- Fold the long sides of the puff pastry over the center mixture, and then fold the short sides over that. Use moistened fingers to seal. Try to overlap as little as possible. As you can see in the pictures, I messed up the folding a little bit with this batch. It was still flaky and cooked all the way through, but tighter folding will result in an even better texture and more even cooking.
- Gently transfer the folded beet wellington onto a baking sheet lined with parchment paper. Whisk together the oil and nondairy milk until emulsified, and use a pastry brush to brush the top and sides of the beet wellington with the mixture.
- Refrigerate the folded beet wellington for at least 30 minutes and up to 2 hours.
- Heat the oven to 375 degrees Fahrenheit. Bake the beet wellington for 45 to 60 minutes, until the pastry is golden on the outside and firm all the way through when gently pressed.
- Serve with sauce or gravy if desired. See notes for how to store leftovers.
To prepare the red wine reduction sauce:
- Warm the coconut oil in a small saucepan. Add the minced garlic and cook until slightly softened, about 3 minutes.
- Add the red wine and vegetable broth, and bring the mixture to a boil. Reduce to a fast simmer and cook for 10-15 minutes, or until reduced by almost half.
Stir in the sugar and the cornstarch/water mixture. Reduce to a gentle simmer and cook for about 5 minutes, or until thickened and shiny. Add salt and pepper to taste, if desired.
The marinated beets and the duxelles can be made up to 2 days in advance.

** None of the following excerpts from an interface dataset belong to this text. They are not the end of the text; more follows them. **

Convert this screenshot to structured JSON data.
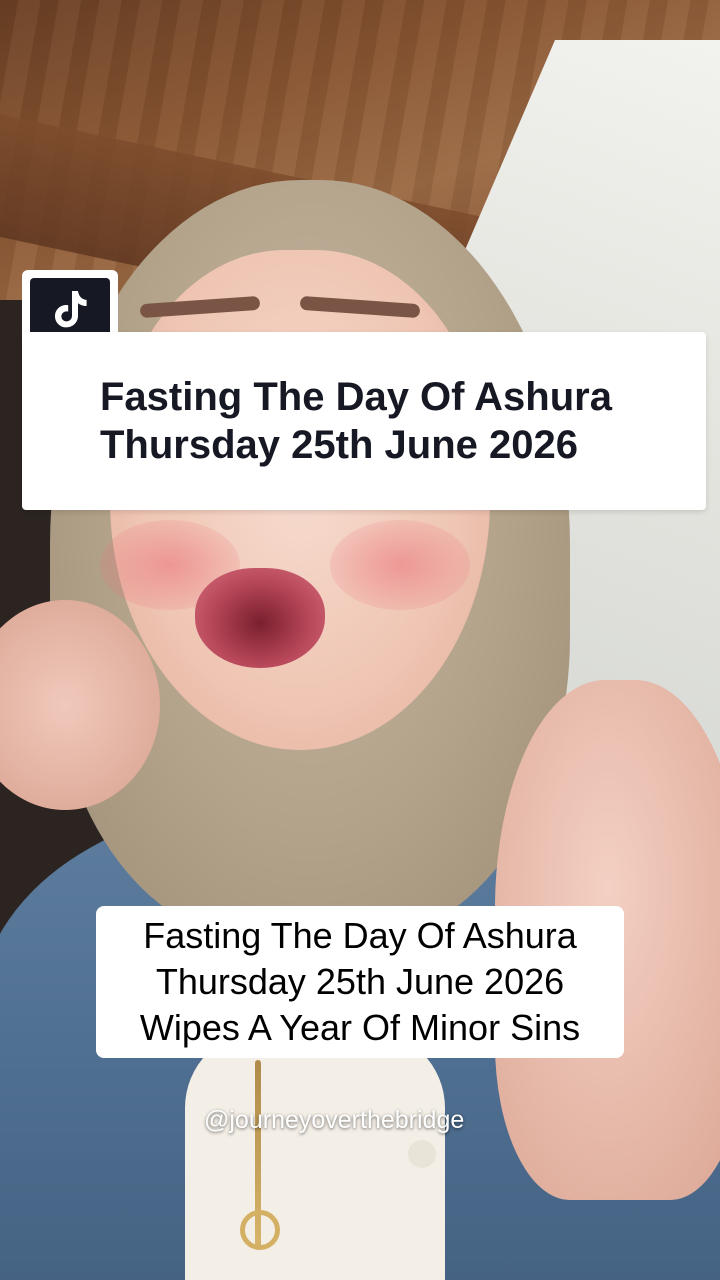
{
  "app": {
    "name": "TikTok",
    "logo_icon": "tiktok-logo-icon",
    "colors": {
      "badge_dark": "#161823",
      "card_bg": "#ffffff",
      "title_text": "#161823",
      "caption_text": "#000000",
      "username_text": "#ffffff"
    }
  },
  "title_card": {
    "line1": "Fasting The Day Of Ashura",
    "line2": "Thursday 25th June 2026"
  },
  "caption": {
    "line1": "Fasting The Day Of Ashura",
    "line2": "Thursday 25th June 2026",
    "line3": "Wipes A Year Of Minor Sins"
  },
  "watermark": {
    "username": "@journeyoverthebridge"
  }
}
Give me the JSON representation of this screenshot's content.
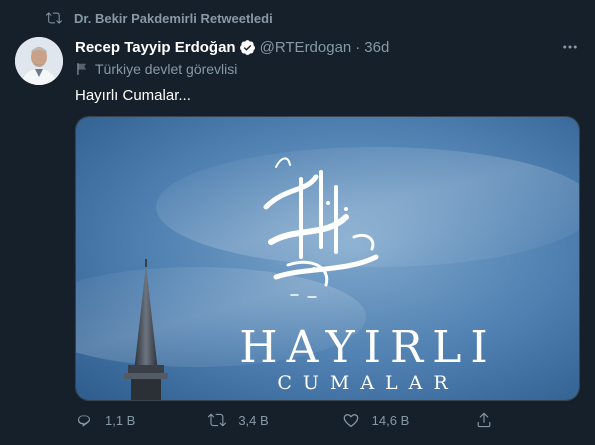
{
  "retweet": {
    "label": "Dr. Bekir Pakdemirli Retweetledi",
    "icon": "retweet-icon"
  },
  "tweet": {
    "author_name": "Recep Tayyip Erdoğan",
    "verified": true,
    "handle": "@RTErdogan",
    "separator": "·",
    "time": "36d",
    "account_label": "Türkiye devlet görevlisi",
    "text": "Hayırlı Cumalar..."
  },
  "media": {
    "headline": "HAYIRLI",
    "subheadline": "CUMALAR",
    "background_color": "#3f6f9f"
  },
  "actions": {
    "reply_count": "1,1 B",
    "retweet_count": "3,4 B",
    "like_count": "14,6 B"
  },
  "colors": {
    "background": "#15202b",
    "muted_text": "#8899a6",
    "primary_text": "#ffffff",
    "border": "#38444d"
  }
}
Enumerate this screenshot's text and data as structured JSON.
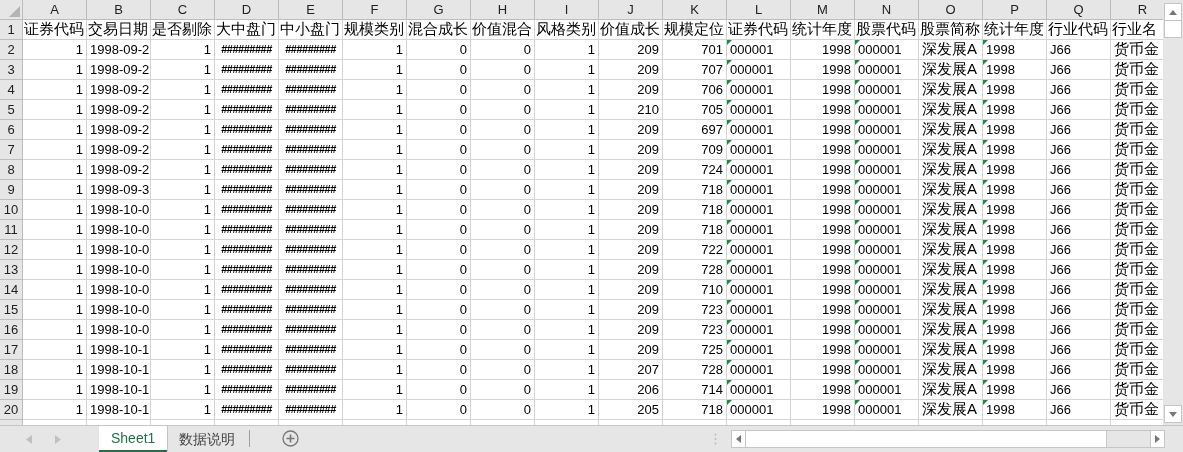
{
  "columns": [
    {
      "letter": "A",
      "kind": "number"
    },
    {
      "letter": "B",
      "kind": "text"
    },
    {
      "letter": "C",
      "kind": "number"
    },
    {
      "letter": "D",
      "kind": "overflow"
    },
    {
      "letter": "E",
      "kind": "overflow"
    },
    {
      "letter": "F",
      "kind": "number"
    },
    {
      "letter": "G",
      "kind": "number"
    },
    {
      "letter": "H",
      "kind": "number"
    },
    {
      "letter": "I",
      "kind": "number"
    },
    {
      "letter": "J",
      "kind": "number"
    },
    {
      "letter": "K",
      "kind": "number"
    },
    {
      "letter": "L",
      "kind": "text_number"
    },
    {
      "letter": "M",
      "kind": "number"
    },
    {
      "letter": "N",
      "kind": "text_number"
    },
    {
      "letter": "O",
      "kind": "text"
    },
    {
      "letter": "P",
      "kind": "text_number"
    },
    {
      "letter": "Q",
      "kind": "text"
    },
    {
      "letter": "R",
      "kind": "text"
    }
  ],
  "header_row": {
    "number": "1",
    "cells": [
      "证券代码",
      "交易日期",
      "是否剔除",
      "大中盘门",
      "中小盘门",
      "规模类别",
      "混合成长",
      "价值混合",
      "风格类别",
      "价值成长",
      "规模定位",
      "证券代码",
      "统计年度",
      "股票代码",
      "股票简称",
      "统计年度",
      "行业代码",
      "行业名"
    ]
  },
  "rows": [
    {
      "number": "2",
      "cells": [
        "1",
        "1998-09-2",
        "1",
        "#########",
        "#########",
        "1",
        "0",
        "0",
        "1",
        "209",
        "701",
        "000001",
        "1998",
        "000001",
        "深发展A",
        "1998",
        "J66",
        "货币金"
      ]
    },
    {
      "number": "3",
      "cells": [
        "1",
        "1998-09-2",
        "1",
        "#########",
        "#########",
        "1",
        "0",
        "0",
        "1",
        "209",
        "707",
        "000001",
        "1998",
        "000001",
        "深发展A",
        "1998",
        "J66",
        "货币金"
      ]
    },
    {
      "number": "4",
      "cells": [
        "1",
        "1998-09-2",
        "1",
        "#########",
        "#########",
        "1",
        "0",
        "0",
        "1",
        "209",
        "706",
        "000001",
        "1998",
        "000001",
        "深发展A",
        "1998",
        "J66",
        "货币金"
      ]
    },
    {
      "number": "5",
      "cells": [
        "1",
        "1998-09-2",
        "1",
        "#########",
        "#########",
        "1",
        "0",
        "0",
        "1",
        "210",
        "705",
        "000001",
        "1998",
        "000001",
        "深发展A",
        "1998",
        "J66",
        "货币金"
      ]
    },
    {
      "number": "6",
      "cells": [
        "1",
        "1998-09-2",
        "1",
        "#########",
        "#########",
        "1",
        "0",
        "0",
        "1",
        "209",
        "697",
        "000001",
        "1998",
        "000001",
        "深发展A",
        "1998",
        "J66",
        "货币金"
      ]
    },
    {
      "number": "7",
      "cells": [
        "1",
        "1998-09-2",
        "1",
        "#########",
        "#########",
        "1",
        "0",
        "0",
        "1",
        "209",
        "709",
        "000001",
        "1998",
        "000001",
        "深发展A",
        "1998",
        "J66",
        "货币金"
      ]
    },
    {
      "number": "8",
      "cells": [
        "1",
        "1998-09-2",
        "1",
        "#########",
        "#########",
        "1",
        "0",
        "0",
        "1",
        "209",
        "724",
        "000001",
        "1998",
        "000001",
        "深发展A",
        "1998",
        "J66",
        "货币金"
      ]
    },
    {
      "number": "9",
      "cells": [
        "1",
        "1998-09-3",
        "1",
        "#########",
        "#########",
        "1",
        "0",
        "0",
        "1",
        "209",
        "718",
        "000001",
        "1998",
        "000001",
        "深发展A",
        "1998",
        "J66",
        "货币金"
      ]
    },
    {
      "number": "10",
      "cells": [
        "1",
        "1998-10-0",
        "1",
        "#########",
        "#########",
        "1",
        "0",
        "0",
        "1",
        "209",
        "718",
        "000001",
        "1998",
        "000001",
        "深发展A",
        "1998",
        "J66",
        "货币金"
      ]
    },
    {
      "number": "11",
      "cells": [
        "1",
        "1998-10-0",
        "1",
        "#########",
        "#########",
        "1",
        "0",
        "0",
        "1",
        "209",
        "718",
        "000001",
        "1998",
        "000001",
        "深发展A",
        "1998",
        "J66",
        "货币金"
      ]
    },
    {
      "number": "12",
      "cells": [
        "1",
        "1998-10-0",
        "1",
        "#########",
        "#########",
        "1",
        "0",
        "0",
        "1",
        "209",
        "722",
        "000001",
        "1998",
        "000001",
        "深发展A",
        "1998",
        "J66",
        "货币金"
      ]
    },
    {
      "number": "13",
      "cells": [
        "1",
        "1998-10-0",
        "1",
        "#########",
        "#########",
        "1",
        "0",
        "0",
        "1",
        "209",
        "728",
        "000001",
        "1998",
        "000001",
        "深发展A",
        "1998",
        "J66",
        "货币金"
      ]
    },
    {
      "number": "14",
      "cells": [
        "1",
        "1998-10-0",
        "1",
        "#########",
        "#########",
        "1",
        "0",
        "0",
        "1",
        "209",
        "710",
        "000001",
        "1998",
        "000001",
        "深发展A",
        "1998",
        "J66",
        "货币金"
      ]
    },
    {
      "number": "15",
      "cells": [
        "1",
        "1998-10-0",
        "1",
        "#########",
        "#########",
        "1",
        "0",
        "0",
        "1",
        "209",
        "723",
        "000001",
        "1998",
        "000001",
        "深发展A",
        "1998",
        "J66",
        "货币金"
      ]
    },
    {
      "number": "16",
      "cells": [
        "1",
        "1998-10-0",
        "1",
        "#########",
        "#########",
        "1",
        "0",
        "0",
        "1",
        "209",
        "723",
        "000001",
        "1998",
        "000001",
        "深发展A",
        "1998",
        "J66",
        "货币金"
      ]
    },
    {
      "number": "17",
      "cells": [
        "1",
        "1998-10-1",
        "1",
        "#########",
        "#########",
        "1",
        "0",
        "0",
        "1",
        "209",
        "725",
        "000001",
        "1998",
        "000001",
        "深发展A",
        "1998",
        "J66",
        "货币金"
      ]
    },
    {
      "number": "18",
      "cells": [
        "1",
        "1998-10-1",
        "1",
        "#########",
        "#########",
        "1",
        "0",
        "0",
        "1",
        "207",
        "728",
        "000001",
        "1998",
        "000001",
        "深发展A",
        "1998",
        "J66",
        "货币金"
      ]
    },
    {
      "number": "19",
      "cells": [
        "1",
        "1998-10-1",
        "1",
        "#########",
        "#########",
        "1",
        "0",
        "0",
        "1",
        "206",
        "714",
        "000001",
        "1998",
        "000001",
        "深发展A",
        "1998",
        "J66",
        "货币金"
      ]
    },
    {
      "number": "20",
      "cells": [
        "1",
        "1998-10-1",
        "1",
        "#########",
        "#########",
        "1",
        "0",
        "0",
        "1",
        "205",
        "718",
        "000001",
        "1998",
        "000001",
        "深发展A",
        "1998",
        "J66",
        "货币金"
      ]
    }
  ],
  "sheet_tabs": [
    {
      "label": "Sheet1",
      "selected": true
    },
    {
      "label": "数据说明",
      "selected": false
    }
  ]
}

Leftover cooked beet wellington will keep in the fridge for up to 5 days if gently wrapped in aluminum foil. Reheat in the oven for 10-15 minutes at 350 degrees Fahrenheit.
Source consulted: Beet Wellington by Fine Cooking